* **WORK REQUEST**
The following data needs to be repeated exactly, with all images excluded.

* **PROVIDED DATA**
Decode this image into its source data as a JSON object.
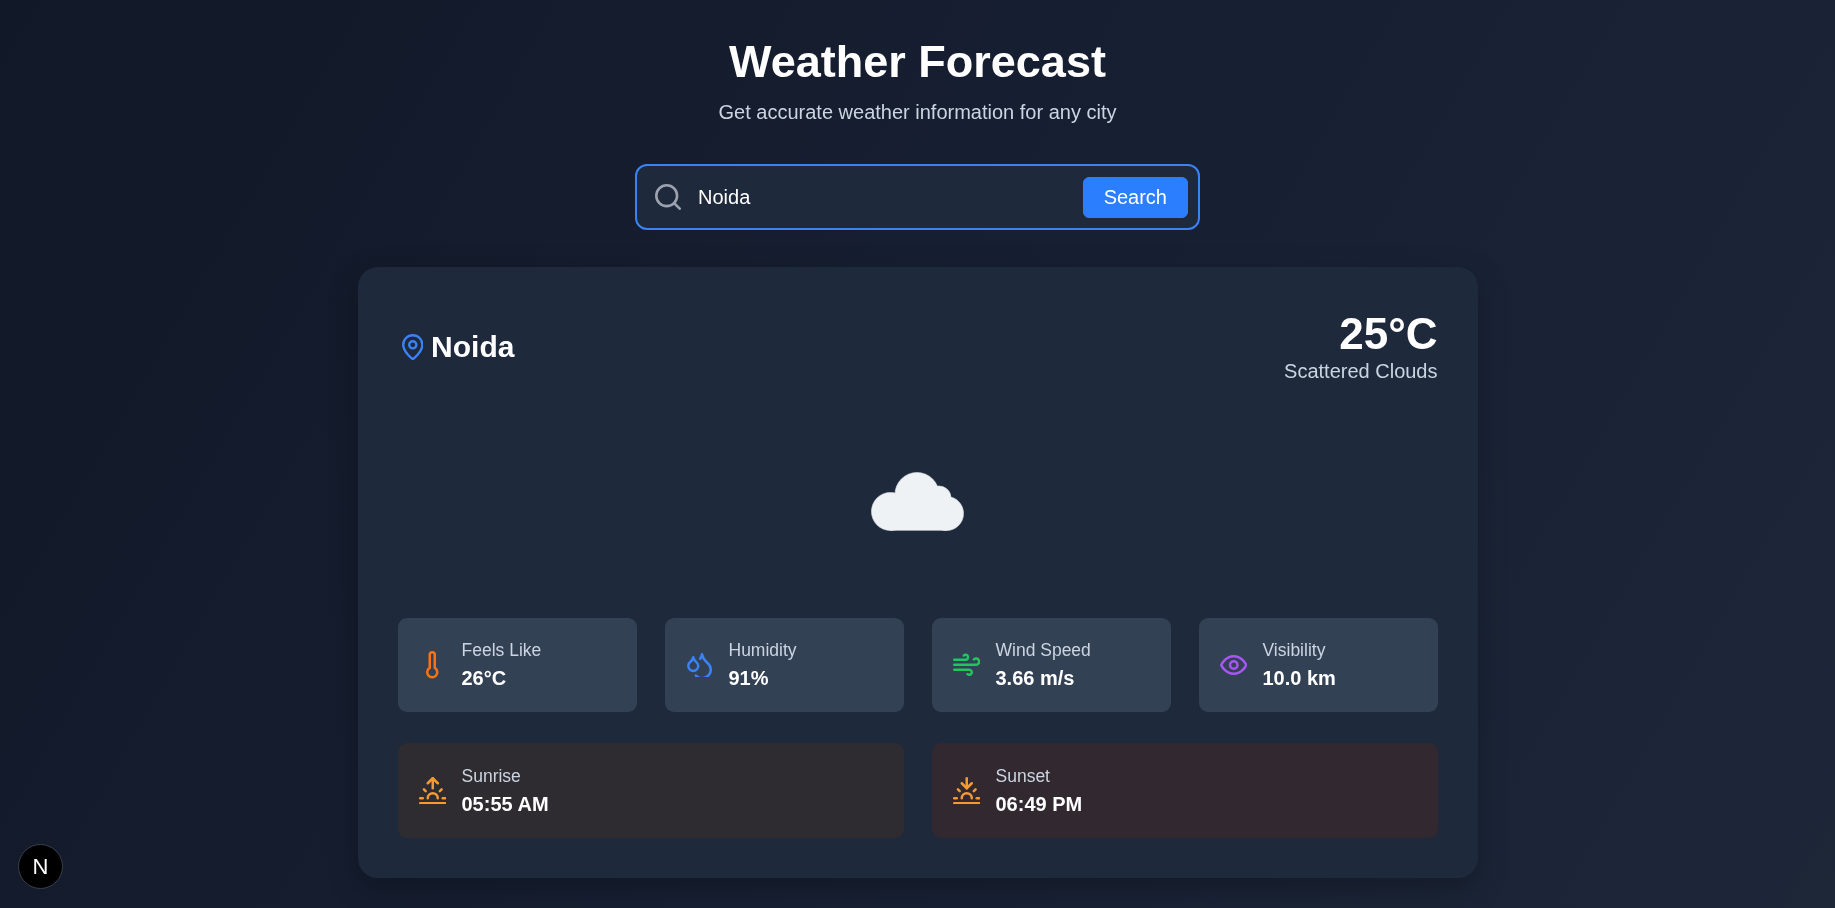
{
  "header": {
    "title": "Weather Forecast",
    "subtitle": "Get accurate weather information for any city"
  },
  "search": {
    "value": "Noida",
    "focused": true,
    "button": "Search"
  },
  "current": {
    "city": "Noida",
    "temperature": "25°C",
    "description": "Scattered Clouds"
  },
  "stats": [
    {
      "kind": "temperature",
      "label": "Feels Like",
      "value": "26°C"
    },
    {
      "kind": "humidity",
      "label": "Humidity",
      "value": "91%"
    },
    {
      "kind": "wind",
      "label": "Wind Speed",
      "value": "3.66 m/s"
    },
    {
      "kind": "visibility",
      "label": "Visibility",
      "value": "10.0 km"
    }
  ],
  "sun_times": [
    {
      "kind": "sunrise",
      "label": "Sunrise",
      "value": "05:55 AM"
    },
    {
      "kind": "sunset",
      "label": "Sunset",
      "value": "06:49 PM"
    }
  ],
  "dev_badge": {
    "letter": "N"
  }
}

* **SOLVED PROBLEM**
Decode this image into its source data as a JSON object.
{
  "header": {
    "title": "Weather Forecast",
    "subtitle": "Get accurate weather information for any city"
  },
  "search": {
    "value": "Noida",
    "focused": true,
    "button": "Search"
  },
  "current": {
    "city": "Noida",
    "temperature": "25°C",
    "description": "Scattered Clouds"
  },
  "stats": [
    {
      "kind": "temperature",
      "label": "Feels Like",
      "value": "26°C"
    },
    {
      "kind": "humidity",
      "label": "Humidity",
      "value": "91%"
    },
    {
      "kind": "wind",
      "label": "Wind Speed",
      "value": "3.66 m/s"
    },
    {
      "kind": "visibility",
      "label": "Visibility",
      "value": "10.0 km"
    }
  ],
  "sun_times": [
    {
      "kind": "sunrise",
      "label": "Sunrise",
      "value": "05:55 AM"
    },
    {
      "kind": "sunset",
      "label": "Sunset",
      "value": "06:49 PM"
    }
  ],
  "dev_badge": {
    "letter": "N"
  }
}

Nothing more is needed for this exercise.